### TASK REQUIREMENTS
Among the records below, how many lines contain the word "here"? The answer is a single number.

DATA EXTRACT Start Marker

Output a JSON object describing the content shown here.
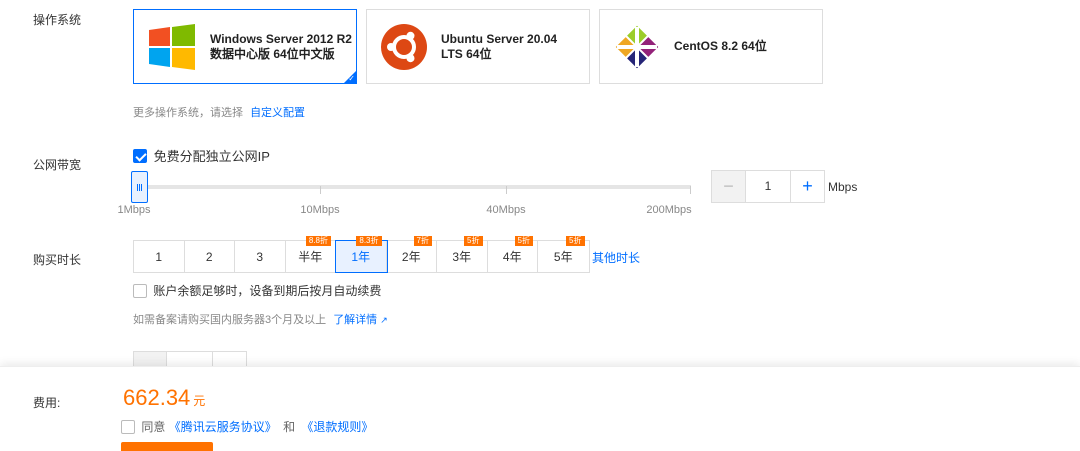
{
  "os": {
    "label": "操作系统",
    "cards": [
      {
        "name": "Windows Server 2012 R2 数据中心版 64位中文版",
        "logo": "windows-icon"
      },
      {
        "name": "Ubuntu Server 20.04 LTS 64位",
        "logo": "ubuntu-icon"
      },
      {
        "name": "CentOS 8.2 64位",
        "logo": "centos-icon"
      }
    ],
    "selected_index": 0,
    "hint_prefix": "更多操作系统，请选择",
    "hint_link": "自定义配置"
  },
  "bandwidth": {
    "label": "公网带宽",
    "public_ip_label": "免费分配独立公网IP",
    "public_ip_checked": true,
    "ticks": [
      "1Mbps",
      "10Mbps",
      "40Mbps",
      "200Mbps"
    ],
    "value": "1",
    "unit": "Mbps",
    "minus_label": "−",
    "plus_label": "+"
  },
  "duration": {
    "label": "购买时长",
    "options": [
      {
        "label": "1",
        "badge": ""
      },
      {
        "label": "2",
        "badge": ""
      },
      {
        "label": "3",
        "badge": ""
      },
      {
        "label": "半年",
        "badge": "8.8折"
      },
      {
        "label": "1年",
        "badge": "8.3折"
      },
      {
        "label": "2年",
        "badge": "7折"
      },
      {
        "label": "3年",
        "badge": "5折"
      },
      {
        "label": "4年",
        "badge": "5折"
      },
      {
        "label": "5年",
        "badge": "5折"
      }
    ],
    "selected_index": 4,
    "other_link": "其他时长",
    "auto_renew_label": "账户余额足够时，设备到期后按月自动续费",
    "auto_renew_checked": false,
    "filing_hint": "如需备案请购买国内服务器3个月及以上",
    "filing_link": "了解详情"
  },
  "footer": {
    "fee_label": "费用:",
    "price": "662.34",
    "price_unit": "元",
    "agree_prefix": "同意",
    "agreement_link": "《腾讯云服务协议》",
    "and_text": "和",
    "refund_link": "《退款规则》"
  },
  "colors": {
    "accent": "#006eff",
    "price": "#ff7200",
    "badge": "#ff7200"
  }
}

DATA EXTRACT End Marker
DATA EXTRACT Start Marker

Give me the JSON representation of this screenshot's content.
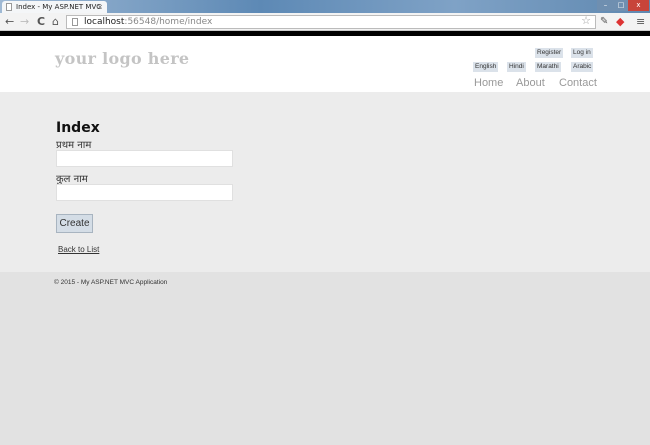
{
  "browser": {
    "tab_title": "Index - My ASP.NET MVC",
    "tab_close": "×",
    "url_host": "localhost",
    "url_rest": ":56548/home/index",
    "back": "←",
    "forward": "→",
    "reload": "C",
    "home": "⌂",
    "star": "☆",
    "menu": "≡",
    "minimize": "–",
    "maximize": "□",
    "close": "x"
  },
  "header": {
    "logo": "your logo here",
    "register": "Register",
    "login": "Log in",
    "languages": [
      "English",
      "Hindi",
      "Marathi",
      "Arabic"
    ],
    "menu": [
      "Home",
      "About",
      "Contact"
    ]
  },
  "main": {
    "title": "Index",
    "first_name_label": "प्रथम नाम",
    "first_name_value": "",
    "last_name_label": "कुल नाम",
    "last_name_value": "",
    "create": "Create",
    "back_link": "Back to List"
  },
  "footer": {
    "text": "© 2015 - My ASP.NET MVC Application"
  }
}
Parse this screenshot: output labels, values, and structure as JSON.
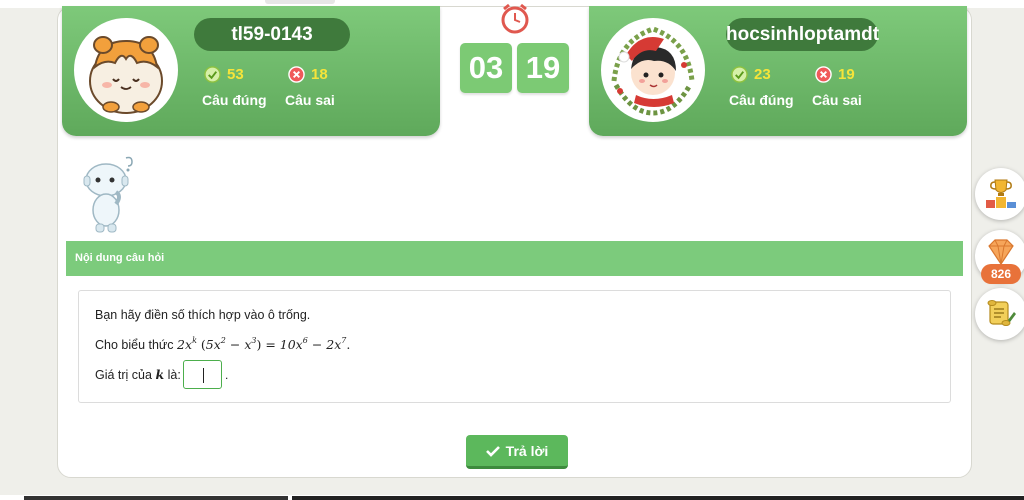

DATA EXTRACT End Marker

### TASK OUTPUT
2